Why 2038?

Our legacy 32-bit root servers used the FreeBSD operating system.
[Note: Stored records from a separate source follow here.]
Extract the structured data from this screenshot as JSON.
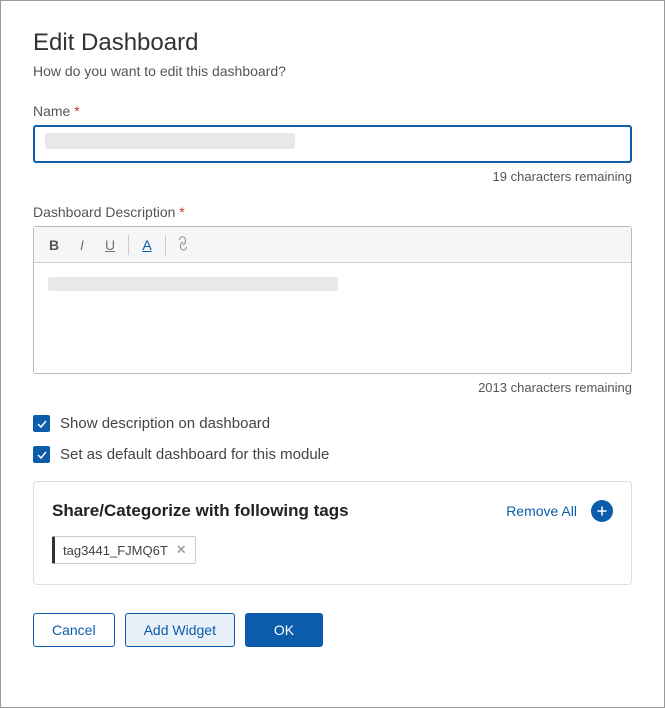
{
  "dialog": {
    "title": "Edit Dashboard",
    "subtitle": "How do you want to edit this dashboard?"
  },
  "name": {
    "label": "Name",
    "value": "",
    "remaining": "19 characters remaining"
  },
  "description": {
    "label": "Dashboard Description",
    "value": "",
    "remaining": "2013 characters remaining",
    "toolbar": {
      "bold": "B",
      "italic": "I",
      "underline": "U",
      "color": "A"
    }
  },
  "checkboxes": {
    "show_desc": {
      "label": "Show description on dashboard",
      "checked": true
    },
    "default_dash": {
      "label": "Set as default dashboard for this module",
      "checked": true
    }
  },
  "tags": {
    "title": "Share/Categorize with following tags",
    "remove_all": "Remove All",
    "items": [
      "tag3441_FJMQ6T"
    ]
  },
  "buttons": {
    "cancel": "Cancel",
    "add_widget": "Add Widget",
    "ok": "OK"
  }
}
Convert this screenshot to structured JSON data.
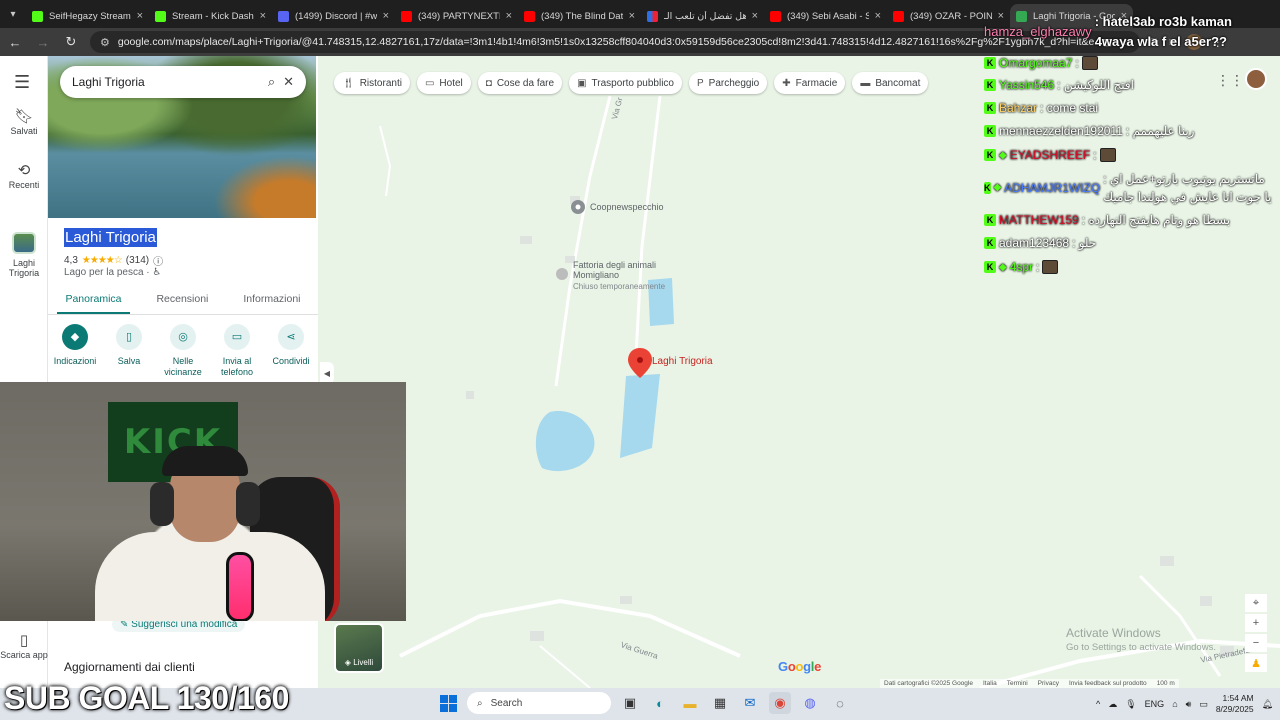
{
  "browser": {
    "tabs": [
      {
        "title": "SeifHegazy Stream -",
        "favicon": "kick-icon",
        "active": false
      },
      {
        "title": "Stream - Kick Dashbo",
        "favicon": "kick-icon",
        "active": false
      },
      {
        "title": "(1499) Discord | #wel",
        "favicon": "discord-icon",
        "active": false
      },
      {
        "title": "(349) PARTYNEXTDO",
        "favicon": "youtube-icon",
        "active": false
      },
      {
        "title": "(349) The Blind Date",
        "favicon": "youtube-icon",
        "active": false
      },
      {
        "title": "هل تفضل أن تلعب الـ",
        "favicon": "flag-icon",
        "active": false
      },
      {
        "title": "(349) Sebi Asabi - Se",
        "favicon": "youtube-icon",
        "active": false
      },
      {
        "title": "(349) OZAR - POINT",
        "favicon": "youtube-icon",
        "active": false
      },
      {
        "title": "Laghi Trigoria - Goo",
        "favicon": "maps-icon",
        "active": true
      }
    ],
    "url": "google.com/maps/place/Laghi+Trigoria/@41.748315,12.4827161,17z/data=!3m1!4b1!4m6!3m5!1s0x13258cff804040d3:0x59159d56ce2305cd!8m2!3d41.748315!4d12.4827161!16s%2Fg%2F1ygbh7k_d?hl=it&entry=ttu"
  },
  "rail": {
    "items": [
      {
        "label": "Salvati",
        "icon": "bookmark-icon"
      },
      {
        "label": "Recenti",
        "icon": "history-icon"
      },
      {
        "label": "Laghi Trigoria",
        "icon": "place-thumb"
      }
    ],
    "download": "Scarica app"
  },
  "place": {
    "search_value": "Laghi Trigoria",
    "title": "Laghi Trigoria",
    "rating": "4,3",
    "reviews": "(314)",
    "type": "Lago per la pesca",
    "tabs": [
      "Panoramica",
      "Recensioni",
      "Informazioni"
    ],
    "actions": [
      {
        "label": "Indicazioni",
        "icon": "directions-icon"
      },
      {
        "label": "Salva",
        "icon": "bookmark-icon"
      },
      {
        "label": "Nelle vicinanze",
        "icon": "nearby-icon"
      },
      {
        "label": "Invia al telefono",
        "icon": "phone-icon"
      },
      {
        "label": "Condividi",
        "icon": "share-icon"
      }
    ],
    "suggest": "Suggerisci una modifica",
    "updates": "Aggiornamenti dai clienti"
  },
  "map": {
    "chips": [
      {
        "label": "Ristoranti",
        "icon": "restaurant-icon"
      },
      {
        "label": "Hotel",
        "icon": "hotel-icon"
      },
      {
        "label": "Cose da fare",
        "icon": "camera-icon"
      },
      {
        "label": "Trasporto pubblico",
        "icon": "transit-icon"
      },
      {
        "label": "Parcheggio",
        "icon": "parking-icon"
      },
      {
        "label": "Farmacie",
        "icon": "pharmacy-icon"
      },
      {
        "label": "Bancomat",
        "icon": "atm-icon"
      }
    ],
    "labels": {
      "coop": "Coopnewspecchio",
      "fattoria": "Fattoria degli animali Momigliano",
      "fattoria_status": "Chiuso temporaneamente",
      "pin": "Laghi Trigoria",
      "via_gr": "Via Gr",
      "via_pietradefusi": "Via Pietradefusi",
      "via_guerra": "Via Guerra"
    },
    "layers": "Livelli",
    "google": "Google",
    "footer": [
      "Dati cartografici ©2025 Google",
      "Italia",
      "Termini",
      "Privacy",
      "Invia feedback sul prodotto",
      "100 m"
    ],
    "activate_title": "Activate Windows",
    "activate_sub": "Go to Settings to activate Windows."
  },
  "chat": [
    {
      "user": "hamza_elghazawy",
      "text": ": hatel3ab ro3b kaman 4waya wla f el a5er??",
      "color": "#ff7fb0",
      "badges": false
    },
    {
      "user": "Omargomaa7",
      "text": ":",
      "color": "#53fc18",
      "badges": true
    },
    {
      "user": "Yassin546",
      "text": ": افتح اللوكيشن",
      "color": "#53fc18",
      "badges": true
    },
    {
      "user": "Bahzar",
      "text": ": come stai",
      "color": "#ffd36b",
      "badges": true
    },
    {
      "user": "mennaezzelden192011",
      "text": ": ربنا عليهممم",
      "color": "#ffffff",
      "badges": true
    },
    {
      "user": "EYADSHREEF",
      "text": ":",
      "color": "#d0122a",
      "badges": true
    },
    {
      "user": "ADHAMJR1WIZQ",
      "text": ": ماتستريم يوتيوب بارتو+عمل اي يا جوت انا عايش في هولندا جاميك",
      "color": "#4a7bff",
      "badges": true
    },
    {
      "user": "MATTHEW159",
      "text": ": بسطا هو وتام هايفتح النهارده",
      "color": "#d0122a",
      "badges": true
    },
    {
      "user": "adam123468",
      "text": ": حلو",
      "color": "#ffffff",
      "badges": true
    },
    {
      "user": "4spr",
      "text": ":",
      "color": "#53fc18",
      "badges": true
    }
  ],
  "overlay": {
    "subgoal": "SUB GOAL 130/160"
  },
  "taskbar": {
    "search": "Search",
    "lang": "ENG",
    "time": "1:54 AM",
    "date": "8/29/2025"
  }
}
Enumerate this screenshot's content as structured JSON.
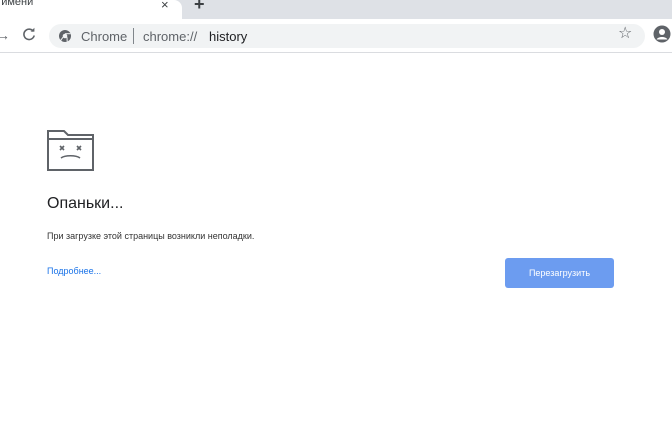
{
  "tab": {
    "title": "Без имени",
    "close_glyph": "×",
    "new_tab_glyph": "+"
  },
  "toolbar": {
    "forward_glyph": "→",
    "chip_label": "Chrome",
    "url_scheme": "chrome://",
    "url_host": "history",
    "star_glyph": "☆"
  },
  "error": {
    "title": "Опаньки...",
    "message": "При загрузке этой страницы возникли неполадки.",
    "learn_more": "Подробнее...",
    "reload_label": "Перезагрузить"
  },
  "colors": {
    "tabstrip": "#dee1e6",
    "omnibox": "#f1f3f4",
    "link": "#1a73e8",
    "button": "#6c9cf0"
  }
}
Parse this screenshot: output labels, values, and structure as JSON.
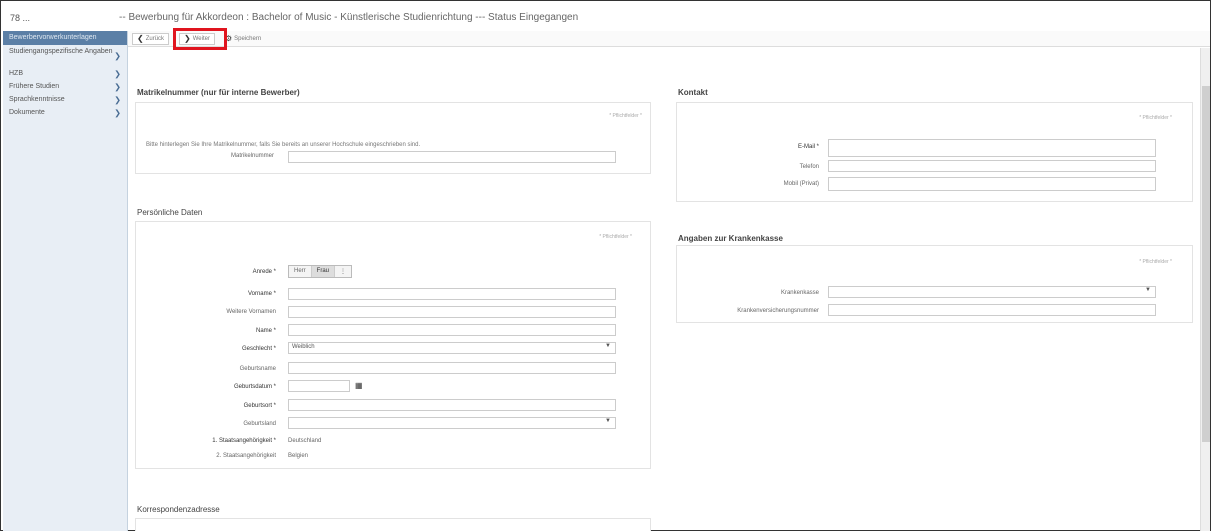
{
  "app_id": "78 ...",
  "page_title": "-- Bewerbung für Akkordeon : Bachelor of Music - Künstlerische Studienrichtung --- Status Eingegangen",
  "sidebar": {
    "items": [
      {
        "label": "Bewerbervorwerkunterlagen",
        "active": true
      },
      {
        "label": "Studiengangspezifische Angaben",
        "active": false
      },
      {
        "label": "HZB",
        "active": false
      },
      {
        "label": "Frühere Studien",
        "active": false
      },
      {
        "label": "Sprachkenntnisse",
        "active": false
      },
      {
        "label": "Dokumente",
        "active": false
      }
    ]
  },
  "toolbar": {
    "back_label": "Zurück",
    "next_label": "Weiter",
    "save_label": "Speichern"
  },
  "matrikel": {
    "title": "Matrikelnummer (nur für interne Bewerber)",
    "pflicht": "* Pflichtfelder *",
    "hint": "Bitte hinterlegen Sie Ihre Matrikelnummer, falls Sie bereits an unserer Hochschule eingeschrieben sind.",
    "label": "Matrikelnummer",
    "value": ""
  },
  "personal": {
    "title": "Persönliche Daten",
    "pflicht": "* Pflichtfelder *",
    "anrede_label": "Anrede *",
    "anrede_options": [
      "Herr",
      "Frau"
    ],
    "vorname_label": "Vorname *",
    "weitere_label": "Weitere Vornamen",
    "name_label": "Name *",
    "geschlecht_label": "Geschlecht *",
    "geschlecht_value": "Weiblich",
    "geburtsname_label": "Geburtsname",
    "geburtsdatum_label": "Geburtsdatum *",
    "geburtsort_label": "Geburtsort *",
    "geburtsland_label": "Geburtsland",
    "staat1_label": "1. Staatsangehörigkeit *",
    "staat1_value": "Deutschland",
    "staat2_label": "2. Staatsangehörigkeit",
    "staat2_value": "Belgien"
  },
  "korrespondenz": {
    "title": "Korrespondenzadresse"
  },
  "kontakt": {
    "title": "Kontakt",
    "pflicht": "* Pflichtfelder *",
    "email_label": "E-Mail *",
    "telefon_label": "Telefon",
    "mobil_label": "Mobil (Privat)"
  },
  "krankenkasse": {
    "title": "Angaben zur Krankenkasse",
    "pflicht": "* Pflichtfelder *",
    "kasse_label": "Krankenkasse",
    "versnr_label": "Krankenversicherungsnummer"
  }
}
As with all Unix and Unix-like operating systems, time and dates in FreeBSD are represented internally as the number of seconds since the UNIX Epoch, which was the 1st of January 1970 GMT.

32-bit systems can only store a maximum of 231 non-negative seconds (2,147,483,648 seconds or about 68 years). Which means that 32-bit UNIX systems won't be able to process time beyond 19 Jan 2038 at 3:14:07 AM GMT.

All of our Unix product offerings use 64-bit architecture systems that can store a maximium of 263 non-negative seconds (9,223,372,036,854,775,808 [9.2 Quintillion] seconds or about 292.27 Billion years), which is about 22 times the estimated age of our universe!

For the curious: A switch to 128-bit architecture systems would yield a maximum of 2127 non-negative seconds (170,141,183,460,469,231,731,687,303,715,884,105,728 [170 Undecillion] seconds), or about 18.4 Quintillion times as many as 64-bit systems.

For the really curious: A switch to 256-bit architecture systems would yield a maximum of 2255 non-negative seconds (57,896,044,618,658,097,711,785,492,504,343,953,926,634,992,332,820,282,019,728,792,003,956,564,819,968 [57 Quattuorvigintillion] seconds), or about 340 Undecillion times as many as 128-bit systems.

* For informational purposes only

As of Mon Dec 11 00:07:48 GMT 2017 there are currently:

  • 1,512,950,868 seconds since the UNIX epoch.
  • 20 years, 1 month, and 8 days until 19 Jan 2038.

To give an indication if a Unix machine is 2038 Compliant, one can run this perl script to see if the time is incremented correctly.

#!/usr/local/bin/perl

use POSIX;
$ENV{'TZ'} = "GMT";

for ($clock = 2147483641; $clock < 2147483651; $clock++) {
        print ctime($clock);
}

Year:

Please keep in mind that the above only represents most UNIX operating systems; others may have their own date problems.

You can use this interface to view any yearly calendar from 1-9999.